Understanding Alzheimer's Disease in the Context of the Aging

Principal Investigator: Professor Svetlana Ukraintseva
Approved Research ID: 55337
Approval date: April 1st 2020

Lay summary

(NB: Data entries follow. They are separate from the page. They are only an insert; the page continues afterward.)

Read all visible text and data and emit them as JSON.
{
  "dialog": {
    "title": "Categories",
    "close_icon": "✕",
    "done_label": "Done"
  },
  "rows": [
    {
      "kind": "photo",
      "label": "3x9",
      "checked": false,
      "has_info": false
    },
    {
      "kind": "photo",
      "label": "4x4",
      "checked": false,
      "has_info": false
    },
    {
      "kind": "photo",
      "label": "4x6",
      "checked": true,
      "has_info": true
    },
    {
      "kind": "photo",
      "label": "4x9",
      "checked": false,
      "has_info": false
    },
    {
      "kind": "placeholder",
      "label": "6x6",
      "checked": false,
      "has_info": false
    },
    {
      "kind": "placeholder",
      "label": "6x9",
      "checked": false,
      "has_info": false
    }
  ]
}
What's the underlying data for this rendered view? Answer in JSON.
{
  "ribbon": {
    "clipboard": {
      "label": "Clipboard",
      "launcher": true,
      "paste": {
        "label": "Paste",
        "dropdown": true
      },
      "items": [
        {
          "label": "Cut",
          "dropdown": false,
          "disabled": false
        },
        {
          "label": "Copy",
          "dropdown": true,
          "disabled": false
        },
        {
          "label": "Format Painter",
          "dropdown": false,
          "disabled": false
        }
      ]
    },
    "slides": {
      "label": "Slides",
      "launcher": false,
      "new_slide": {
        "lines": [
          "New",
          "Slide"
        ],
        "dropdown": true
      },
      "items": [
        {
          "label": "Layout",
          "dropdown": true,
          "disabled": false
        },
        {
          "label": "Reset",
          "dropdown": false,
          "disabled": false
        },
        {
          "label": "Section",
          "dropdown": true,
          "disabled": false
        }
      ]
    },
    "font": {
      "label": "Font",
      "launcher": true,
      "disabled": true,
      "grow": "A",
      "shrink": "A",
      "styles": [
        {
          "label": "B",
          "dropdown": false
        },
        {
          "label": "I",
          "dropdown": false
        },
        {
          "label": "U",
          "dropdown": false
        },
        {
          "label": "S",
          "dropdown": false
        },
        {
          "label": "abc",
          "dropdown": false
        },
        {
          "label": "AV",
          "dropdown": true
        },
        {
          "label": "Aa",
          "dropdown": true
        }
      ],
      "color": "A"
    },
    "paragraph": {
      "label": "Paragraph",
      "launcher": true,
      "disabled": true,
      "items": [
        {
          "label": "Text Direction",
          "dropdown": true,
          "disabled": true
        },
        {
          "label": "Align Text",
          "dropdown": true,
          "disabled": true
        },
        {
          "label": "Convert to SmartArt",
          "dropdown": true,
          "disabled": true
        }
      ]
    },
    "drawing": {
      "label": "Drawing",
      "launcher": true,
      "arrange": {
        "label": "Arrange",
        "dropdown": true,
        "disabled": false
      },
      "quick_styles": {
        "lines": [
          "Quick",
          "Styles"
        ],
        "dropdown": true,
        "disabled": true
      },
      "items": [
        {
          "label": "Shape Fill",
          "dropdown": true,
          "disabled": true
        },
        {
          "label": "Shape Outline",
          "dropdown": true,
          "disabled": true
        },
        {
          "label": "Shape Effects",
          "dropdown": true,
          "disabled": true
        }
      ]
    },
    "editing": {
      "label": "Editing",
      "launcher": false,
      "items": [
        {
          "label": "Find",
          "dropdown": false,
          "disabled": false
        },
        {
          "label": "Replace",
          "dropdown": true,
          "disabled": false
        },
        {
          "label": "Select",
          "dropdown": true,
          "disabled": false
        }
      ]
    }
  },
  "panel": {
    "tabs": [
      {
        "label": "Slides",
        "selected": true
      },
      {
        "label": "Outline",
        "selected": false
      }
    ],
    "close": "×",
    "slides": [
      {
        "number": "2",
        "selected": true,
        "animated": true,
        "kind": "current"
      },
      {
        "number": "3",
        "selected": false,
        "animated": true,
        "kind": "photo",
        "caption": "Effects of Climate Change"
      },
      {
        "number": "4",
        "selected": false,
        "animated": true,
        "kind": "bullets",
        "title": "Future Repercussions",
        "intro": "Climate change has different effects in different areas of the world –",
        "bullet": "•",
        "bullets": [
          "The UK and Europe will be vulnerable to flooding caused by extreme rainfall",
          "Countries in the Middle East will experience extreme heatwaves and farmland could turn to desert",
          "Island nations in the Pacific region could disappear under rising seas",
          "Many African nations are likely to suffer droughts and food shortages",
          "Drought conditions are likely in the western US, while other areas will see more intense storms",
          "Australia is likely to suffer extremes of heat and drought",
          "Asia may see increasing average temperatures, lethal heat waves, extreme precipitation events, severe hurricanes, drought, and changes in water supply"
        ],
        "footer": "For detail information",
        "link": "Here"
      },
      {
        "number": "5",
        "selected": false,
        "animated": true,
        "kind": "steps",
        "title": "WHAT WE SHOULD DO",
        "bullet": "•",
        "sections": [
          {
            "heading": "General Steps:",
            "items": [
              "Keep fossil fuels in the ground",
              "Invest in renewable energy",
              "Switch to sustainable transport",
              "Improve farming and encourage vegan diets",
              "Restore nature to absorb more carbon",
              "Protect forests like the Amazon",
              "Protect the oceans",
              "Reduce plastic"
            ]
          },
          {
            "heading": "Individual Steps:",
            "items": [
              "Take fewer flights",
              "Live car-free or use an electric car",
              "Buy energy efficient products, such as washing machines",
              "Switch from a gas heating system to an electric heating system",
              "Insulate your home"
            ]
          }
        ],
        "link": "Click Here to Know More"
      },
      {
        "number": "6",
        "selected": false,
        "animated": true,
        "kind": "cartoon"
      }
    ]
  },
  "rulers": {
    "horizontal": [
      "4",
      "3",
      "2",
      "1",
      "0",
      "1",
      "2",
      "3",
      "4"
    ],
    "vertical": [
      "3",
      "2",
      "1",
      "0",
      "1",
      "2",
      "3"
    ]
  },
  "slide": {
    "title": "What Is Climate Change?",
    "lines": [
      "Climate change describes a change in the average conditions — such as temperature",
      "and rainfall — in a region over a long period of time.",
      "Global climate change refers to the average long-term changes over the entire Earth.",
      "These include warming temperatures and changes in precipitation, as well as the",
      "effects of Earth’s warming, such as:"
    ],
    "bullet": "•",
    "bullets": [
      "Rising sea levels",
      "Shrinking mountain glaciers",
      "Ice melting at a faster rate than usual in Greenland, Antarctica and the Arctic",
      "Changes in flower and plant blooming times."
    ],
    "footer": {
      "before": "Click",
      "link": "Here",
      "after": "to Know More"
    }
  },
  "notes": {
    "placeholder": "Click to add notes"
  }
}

Alzheimer's disease (AD) is a complex health disorder, with many biological pathways involved in it. Some of these pathways can be shared between AD and physiological aging. For example, decline in brain resilience (ability to recover, e.g., after damage) is typical of both normal aging and AD; however, in AD such decline is more severe and contributes to AD pathology. The objective of this project is to significantly improve our understanding of the shared genetic mechanisms between aging and AD, and as result suggest new genetic targets for AD prevention/treatment. To fulfil this objective, we will analyze data that have been collected in several large human studies of aging and health, including the UK Biobank containing rich genetic and phenotypic information on thousands of individuals with AD and related traits. The following Aims will be addressed: In Aim 1, we will select genetic variants associated with both AD and aging-related traits and estimate their collective effects on AD risk and survival. We will also describe biological pathways enriched for respective genes and suggest mechanisms connecting these pathways with AD. In Aim 2, we will focus on candidate genes representing the aging-related pathways involved in resilience, and estimate their joint influence on AD risk and survival, to find combinations of the genes that show protective effects against AD, and may also oppose the aging-related decline in brain resilience to damage. In Aim 3, we will further validate the findings of Aims 1-2 using biomarkers of AD pathology available in data, and explore causal relationships between selected genes and AD traits, using Mendelian Randomization and related approaches, to get deeper insights into biological mechanisms of the observed genetic associations. Results of this study will significantly improve our understanding of the etiology of AD and common genetic factors involved in AD and physiological aging, and will help find new genetic targets for personalized prevention of AD and interventions into the brain aging.